**PROMPT:** Leaving the images behind, copy every line of the records exactly.

(Dataset rows describing interfaces)
↓
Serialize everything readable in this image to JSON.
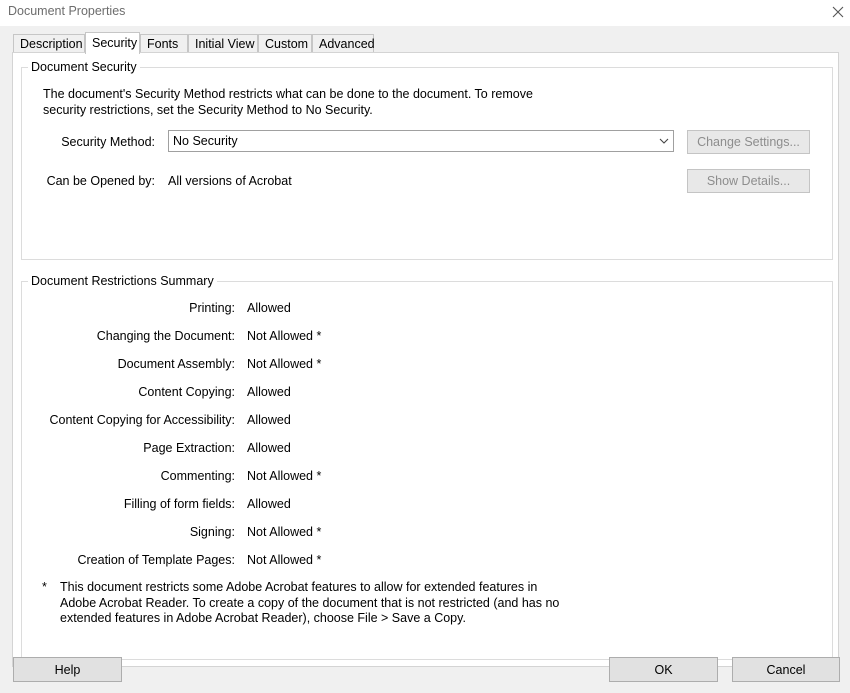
{
  "window": {
    "title": "Document Properties"
  },
  "tabs": [
    {
      "label": "Description"
    },
    {
      "label": "Security"
    },
    {
      "label": "Fonts"
    },
    {
      "label": "Initial View"
    },
    {
      "label": "Custom"
    },
    {
      "label": "Advanced"
    }
  ],
  "security": {
    "group_title": "Document Security",
    "description_line1": "The document's Security Method restricts what can be done to the document. To remove",
    "description_line2": "security restrictions, set the Security Method to No Security.",
    "method_label": "Security Method:",
    "method_value": "No Security",
    "change_settings_label": "Change Settings...",
    "opened_by_label": "Can be Opened by:",
    "opened_by_value": "All versions of Acrobat",
    "show_details_label": "Show Details..."
  },
  "restrictions": {
    "group_title": "Document Restrictions Summary",
    "rows": [
      {
        "label": "Printing:",
        "value": "Allowed"
      },
      {
        "label": "Changing the Document:",
        "value": "Not Allowed *"
      },
      {
        "label": "Document Assembly:",
        "value": "Not Allowed *"
      },
      {
        "label": "Content Copying:",
        "value": "Allowed"
      },
      {
        "label": "Content Copying for Accessibility:",
        "value": "Allowed"
      },
      {
        "label": "Page Extraction:",
        "value": "Allowed"
      },
      {
        "label": "Commenting:",
        "value": "Not Allowed *"
      },
      {
        "label": "Filling of form fields:",
        "value": "Allowed"
      },
      {
        "label": "Signing:",
        "value": "Not Allowed *"
      },
      {
        "label": "Creation of Template Pages:",
        "value": "Not Allowed *"
      }
    ],
    "footnote_marker": "*",
    "footnote_line1": "This document restricts some Adobe Acrobat features to allow for extended features in",
    "footnote_line2": "Adobe Acrobat Reader. To create a copy of the document that is not restricted (and has no",
    "footnote_line3": "extended features in Adobe Acrobat Reader), choose File > Save a Copy."
  },
  "footer": {
    "help_label": "Help",
    "ok_label": "OK",
    "cancel_label": "Cancel"
  }
}
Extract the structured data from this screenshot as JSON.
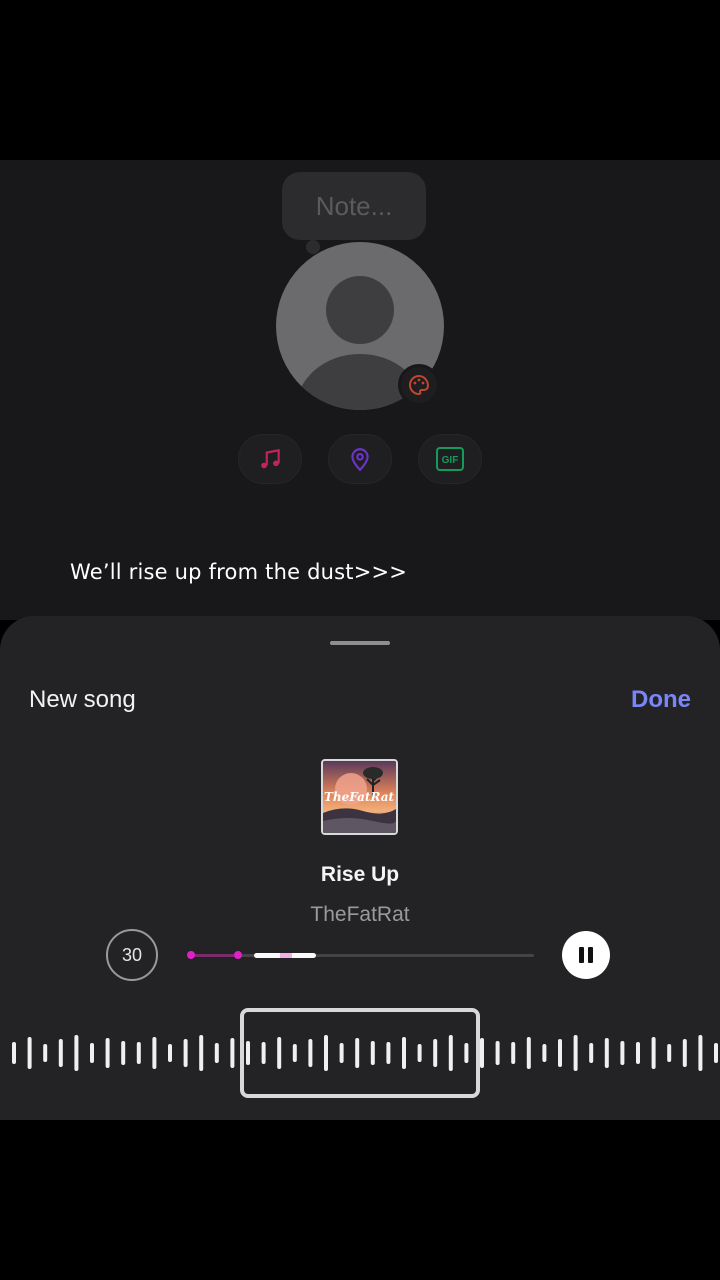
{
  "profile": {
    "note_placeholder": "Note...",
    "avatar_icon": "default-avatar-icon",
    "badge_icon": "palette-icon",
    "chips": [
      {
        "icon": "music-note-icon",
        "color": "#e0306a"
      },
      {
        "icon": "location-pin-icon",
        "color": "#7a3cd8"
      },
      {
        "icon": "gif-icon",
        "color": "#1fbf73",
        "label": "GIF"
      }
    ]
  },
  "lyric": "We’ll rise up from the dust>>>",
  "sheet": {
    "title": "New song",
    "done_label": "Done",
    "song": {
      "title": "Rise Up",
      "artist": "TheFatRat",
      "album_text": "TheFatRat"
    },
    "duration_label": "30",
    "progress_fraction": 0.36,
    "pause_icon": "pause-icon",
    "accent_color": "#7a86f8"
  }
}
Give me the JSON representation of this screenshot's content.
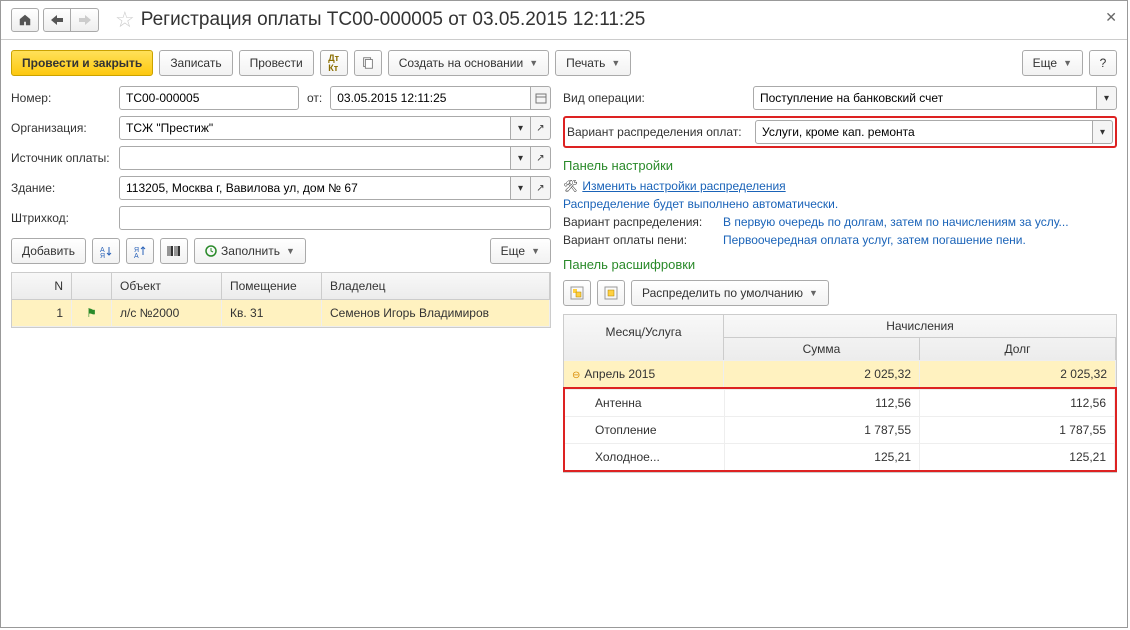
{
  "title": "Регистрация оплаты ТС00-000005 от 03.05.2015 12:11:25",
  "toolbar": {
    "run_close": "Провести и закрыть",
    "save": "Записать",
    "run": "Провести",
    "create_based": "Создать на основании",
    "print": "Печать",
    "more": "Еще"
  },
  "form": {
    "number_label": "Номер:",
    "number": "ТС00-000005",
    "from": "от:",
    "date": "03.05.2015 12:11:25",
    "op_type_label": "Вид операции:",
    "op_type": "Поступление на банковский счет",
    "org_label": "Организация:",
    "org": "ТСЖ \"Престиж\"",
    "dist_label": "Вариант распределения оплат:",
    "dist": "Услуги, кроме кап. ремонта",
    "source_label": "Источник оплаты:",
    "building_label": "Здание:",
    "building": "113205, Москва г, Вавилова ул, дом № 67",
    "barcode_label": "Штрихкод:"
  },
  "left_toolbar": {
    "add": "Добавить",
    "fill": "Заполнить",
    "more": "Еще"
  },
  "left_grid": {
    "cols": {
      "n": "N",
      "obj": "Объект",
      "room": "Помещение",
      "owner": "Владелец"
    },
    "rows": [
      {
        "n": "1",
        "obj": "л/с №2000",
        "room": "Кв. 31",
        "owner": "Семенов Игорь Владимиров"
      }
    ]
  },
  "right": {
    "panel_settings": "Панель настройки",
    "change_settings": "Изменить настройки распределения",
    "auto_note": "Распределение будет выполнено автоматически.",
    "dist_var_label": "Вариант распределения:",
    "dist_var_val": "В первую очередь по долгам, затем по начислениям за услу...",
    "peni_label": "Вариант оплаты пени:",
    "peni_val": "Первоочередная оплата услуг, затем погашение пени.",
    "panel_detail": "Панель расшифровки",
    "distribute_default": "Распределить по умолчанию"
  },
  "detail_grid": {
    "col1": "Месяц/Услуга",
    "col2_top": "Начисления",
    "col2a": "Сумма",
    "col2b": "Долг",
    "rows": [
      {
        "label": "Апрель 2015",
        "sum": "2 025,32",
        "debt": "2 025,32",
        "total": true
      },
      {
        "label": "Антенна",
        "sum": "112,56",
        "debt": "112,56"
      },
      {
        "label": "Отопление",
        "sum": "1 787,55",
        "debt": "1 787,55"
      },
      {
        "label": "Холодное...",
        "sum": "125,21",
        "debt": "125,21"
      }
    ]
  }
}
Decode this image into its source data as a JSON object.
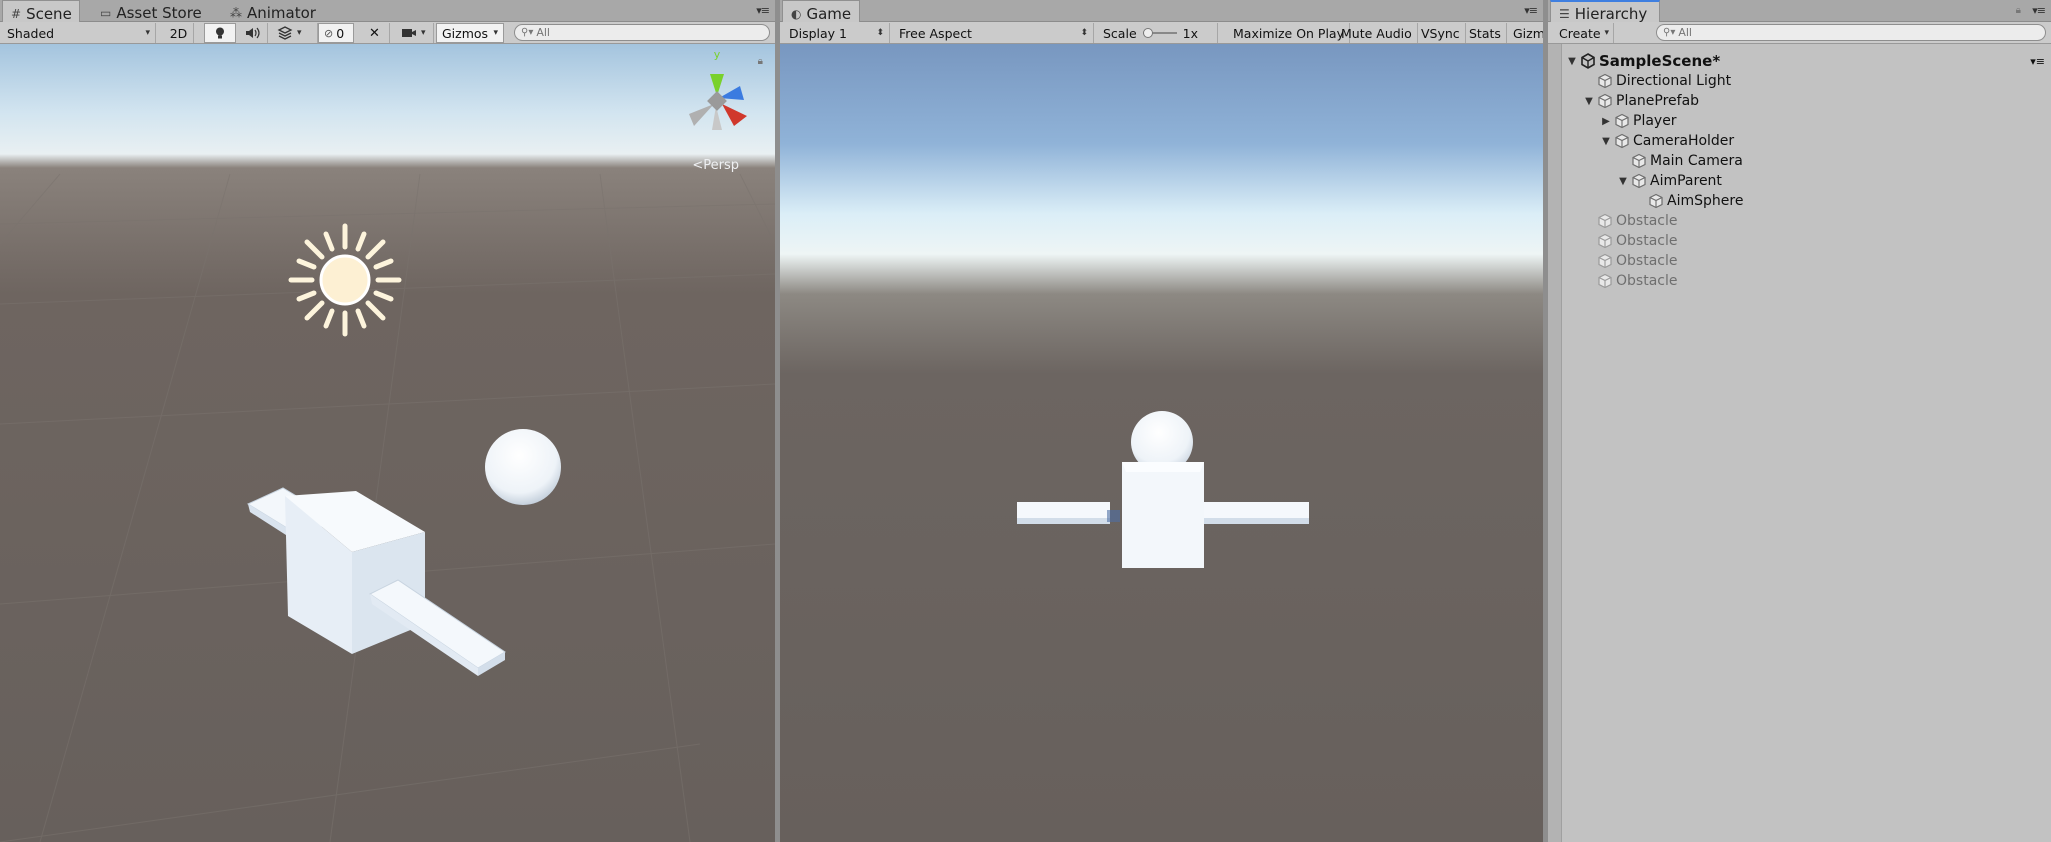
{
  "scene_panel": {
    "tabs": [
      {
        "label": "Scene",
        "icon": "grid-icon"
      },
      {
        "label": "Asset Store",
        "icon": "store-icon"
      },
      {
        "label": "Animator",
        "icon": "animator-icon"
      }
    ],
    "toolbar": {
      "draw_mode": "Shaded",
      "mode_2d": "2D",
      "hidden_count": "0",
      "gizmos": "Gizmos",
      "search_placeholder": "All"
    },
    "view": {
      "projection_label": "Persp",
      "axis_y": "y"
    }
  },
  "game_panel": {
    "tab": {
      "label": "Game",
      "icon": "game-icon"
    },
    "toolbar": {
      "display": "Display 1",
      "aspect": "Free Aspect",
      "scale_label": "Scale",
      "scale_value": "1x",
      "maximize": "Maximize On Play",
      "mute": "Mute Audio",
      "vsync": "VSync",
      "stats": "Stats",
      "gizmos": "Gizm"
    }
  },
  "hierarchy_panel": {
    "tab": {
      "label": "Hierarchy",
      "icon": "list-icon"
    },
    "toolbar": {
      "create": "Create",
      "search_placeholder": "All"
    },
    "items": [
      {
        "label": "SampleScene*",
        "depth": 0,
        "foldout": "open",
        "kind": "scene"
      },
      {
        "label": "Directional Light",
        "depth": 1,
        "foldout": "none",
        "kind": "object"
      },
      {
        "label": "PlanePrefab",
        "depth": 1,
        "foldout": "open",
        "kind": "object"
      },
      {
        "label": "Player",
        "depth": 2,
        "foldout": "closed",
        "kind": "object"
      },
      {
        "label": "CameraHolder",
        "depth": 2,
        "foldout": "open",
        "kind": "object"
      },
      {
        "label": "Main Camera",
        "depth": 3,
        "foldout": "none",
        "kind": "object"
      },
      {
        "label": "AimParent",
        "depth": 3,
        "foldout": "open",
        "kind": "object"
      },
      {
        "label": "AimSphere",
        "depth": 4,
        "foldout": "none",
        "kind": "object"
      },
      {
        "label": "Obstacle",
        "depth": 1,
        "foldout": "none",
        "kind": "inactive"
      },
      {
        "label": "Obstacle",
        "depth": 1,
        "foldout": "none",
        "kind": "inactive"
      },
      {
        "label": "Obstacle",
        "depth": 1,
        "foldout": "none",
        "kind": "inactive"
      },
      {
        "label": "Obstacle",
        "depth": 1,
        "foldout": "none",
        "kind": "inactive"
      }
    ]
  },
  "colors": {
    "tab_accent": "#3f7fe0",
    "panel_bg": "#c2c2c2",
    "ground": "#67605c",
    "sky": "#a4c4de"
  }
}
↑
**ANSWER SPACE:**
Serialize everything readable in this image to JSON.
{
  "window": {
    "title": "Document Properties"
  },
  "tabs": [
    {
      "label": "Description"
    },
    {
      "label": "Security"
    },
    {
      "label": "Fonts"
    },
    {
      "label": "Initial View"
    },
    {
      "label": "Custom"
    },
    {
      "label": "Advanced"
    }
  ],
  "security": {
    "group_title": "Document Security",
    "description_line1": "The document's Security Method restricts what can be done to the document. To remove",
    "description_line2": "security restrictions, set the Security Method to No Security.",
    "method_label": "Security Method:",
    "method_value": "No Security",
    "change_settings_label": "Change Settings...",
    "opened_by_label": "Can be Opened by:",
    "opened_by_value": "All versions of Acrobat",
    "show_details_label": "Show Details..."
  },
  "restrictions": {
    "group_title": "Document Restrictions Summary",
    "rows": [
      {
        "label": "Printing:",
        "value": "Allowed"
      },
      {
        "label": "Changing the Document:",
        "value": "Not Allowed *"
      },
      {
        "label": "Document Assembly:",
        "value": "Not Allowed *"
      },
      {
        "label": "Content Copying:",
        "value": "Allowed"
      },
      {
        "label": "Content Copying for Accessibility:",
        "value": "Allowed"
      },
      {
        "label": "Page Extraction:",
        "value": "Allowed"
      },
      {
        "label": "Commenting:",
        "value": "Not Allowed *"
      },
      {
        "label": "Filling of form fields:",
        "value": "Allowed"
      },
      {
        "label": "Signing:",
        "value": "Not Allowed *"
      },
      {
        "label": "Creation of Template Pages:",
        "value": "Not Allowed *"
      }
    ],
    "footnote_marker": "*",
    "footnote_line1": "This document restricts some Adobe Acrobat features to allow for extended features in",
    "footnote_line2": "Adobe Acrobat Reader. To create a copy of the document that is not restricted (and has no",
    "footnote_line3": "extended features in Adobe Acrobat Reader), choose File > Save a Copy."
  },
  "footer": {
    "help_label": "Help",
    "ok_label": "OK",
    "cancel_label": "Cancel"
  }
}
Extract the structured data from this screenshot as JSON.
{
  "profile": {
    "note_placeholder": "Note...",
    "avatar_icon": "default-avatar-icon",
    "badge_icon": "palette-icon",
    "chips": [
      {
        "icon": "music-note-icon",
        "color": "#e0306a"
      },
      {
        "icon": "location-pin-icon",
        "color": "#7a3cd8"
      },
      {
        "icon": "gif-icon",
        "color": "#1fbf73",
        "label": "GIF"
      }
    ]
  },
  "lyric": "We’ll rise up from the dust>>>",
  "sheet": {
    "title": "New song",
    "done_label": "Done",
    "song": {
      "title": "Rise Up",
      "artist": "TheFatRat",
      "album_text": "TheFatRat"
    },
    "duration_label": "30",
    "progress_fraction": 0.36,
    "pause_icon": "pause-icon",
    "accent_color": "#7a86f8"
  }
}
Give me the JSON representation of this screenshot's content.
{
  "title": "Регистрация оплаты ТС00-000005 от 03.05.2015 12:11:25",
  "toolbar": {
    "run_close": "Провести и закрыть",
    "save": "Записать",
    "run": "Провести",
    "create_based": "Создать на основании",
    "print": "Печать",
    "more": "Еще"
  },
  "form": {
    "number_label": "Номер:",
    "number": "ТС00-000005",
    "from": "от:",
    "date": "03.05.2015 12:11:25",
    "op_type_label": "Вид операции:",
    "op_type": "Поступление на банковский счет",
    "org_label": "Организация:",
    "org": "ТСЖ \"Престиж\"",
    "dist_label": "Вариант распределения оплат:",
    "dist": "Услуги, кроме кап. ремонта",
    "source_label": "Источник оплаты:",
    "building_label": "Здание:",
    "building": "113205, Москва г, Вавилова ул, дом № 67",
    "barcode_label": "Штрихкод:"
  },
  "left_toolbar": {
    "add": "Добавить",
    "fill": "Заполнить",
    "more": "Еще"
  },
  "left_grid": {
    "cols": {
      "n": "N",
      "obj": "Объект",
      "room": "Помещение",
      "owner": "Владелец"
    },
    "rows": [
      {
        "n": "1",
        "obj": "л/с №2000",
        "room": "Кв. 31",
        "owner": "Семенов Игорь Владимиров"
      }
    ]
  },
  "right": {
    "panel_settings": "Панель настройки",
    "change_settings": "Изменить настройки распределения",
    "auto_note": "Распределение будет выполнено автоматически.",
    "dist_var_label": "Вариант распределения:",
    "dist_var_val": "В первую очередь по долгам, затем по начислениям за услу...",
    "peni_label": "Вариант оплаты пени:",
    "peni_val": "Первоочередная оплата услуг, затем погашение пени.",
    "panel_detail": "Панель расшифровки",
    "distribute_default": "Распределить по умолчанию"
  },
  "detail_grid": {
    "col1": "Месяц/Услуга",
    "col2_top": "Начисления",
    "col2a": "Сумма",
    "col2b": "Долг",
    "rows": [
      {
        "label": "Апрель 2015",
        "sum": "2 025,32",
        "debt": "2 025,32",
        "total": true
      },
      {
        "label": "Антенна",
        "sum": "112,56",
        "debt": "112,56"
      },
      {
        "label": "Отопление",
        "sum": "1 787,55",
        "debt": "1 787,55"
      },
      {
        "label": "Холодное...",
        "sum": "125,21",
        "debt": "125,21"
      }
    ]
  }
}
Decode this image into its source data as a JSON object.
{
  "scene_panel": {
    "tabs": [
      {
        "label": "Scene",
        "icon": "grid-icon"
      },
      {
        "label": "Asset Store",
        "icon": "store-icon"
      },
      {
        "label": "Animator",
        "icon": "animator-icon"
      }
    ],
    "toolbar": {
      "draw_mode": "Shaded",
      "mode_2d": "2D",
      "hidden_count": "0",
      "gizmos": "Gizmos",
      "search_placeholder": "All"
    },
    "view": {
      "projection_label": "Persp",
      "axis_y": "y"
    }
  },
  "game_panel": {
    "tab": {
      "label": "Game",
      "icon": "game-icon"
    },
    "toolbar": {
      "display": "Display 1",
      "aspect": "Free Aspect",
      "scale_label": "Scale",
      "scale_value": "1x",
      "maximize": "Maximize On Play",
      "mute": "Mute Audio",
      "vsync": "VSync",
      "stats": "Stats",
      "gizmos": "Gizm"
    }
  },
  "hierarchy_panel": {
    "tab": {
      "label": "Hierarchy",
      "icon": "list-icon"
    },
    "toolbar": {
      "create": "Create",
      "search_placeholder": "All"
    },
    "items": [
      {
        "label": "SampleScene*",
        "depth": 0,
        "foldout": "open",
        "kind": "scene"
      },
      {
        "label": "Directional Light",
        "depth": 1,
        "foldout": "none",
        "kind": "object"
      },
      {
        "label": "PlanePrefab",
        "depth": 1,
        "foldout": "open",
        "kind": "object"
      },
      {
        "label": "Player",
        "depth": 2,
        "foldout": "closed",
        "kind": "object"
      },
      {
        "label": "CameraHolder",
        "depth": 2,
        "foldout": "open",
        "kind": "object"
      },
      {
        "label": "Main Camera",
        "depth": 3,
        "foldout": "none",
        "kind": "object"
      },
      {
        "label": "AimParent",
        "depth": 3,
        "foldout": "open",
        "kind": "object"
      },
      {
        "label": "AimSphere",
        "depth": 4,
        "foldout": "none",
        "kind": "object"
      },
      {
        "label": "Obstacle",
        "depth": 1,
        "foldout": "none",
        "kind": "inactive"
      },
      {
        "label": "Obstacle",
        "depth": 1,
        "foldout": "none",
        "kind": "inactive"
      },
      {
        "label": "Obstacle",
        "depth": 1,
        "foldout": "none",
        "kind": "inactive"
      },
      {
        "label": "Obstacle",
        "depth": 1,
        "foldout": "none",
        "kind": "inactive"
      }
    ]
  },
  "colors": {
    "tab_accent": "#3f7fe0",
    "panel_bg": "#c2c2c2",
    "ground": "#67605c",
    "sky": "#a4c4de"
  }
}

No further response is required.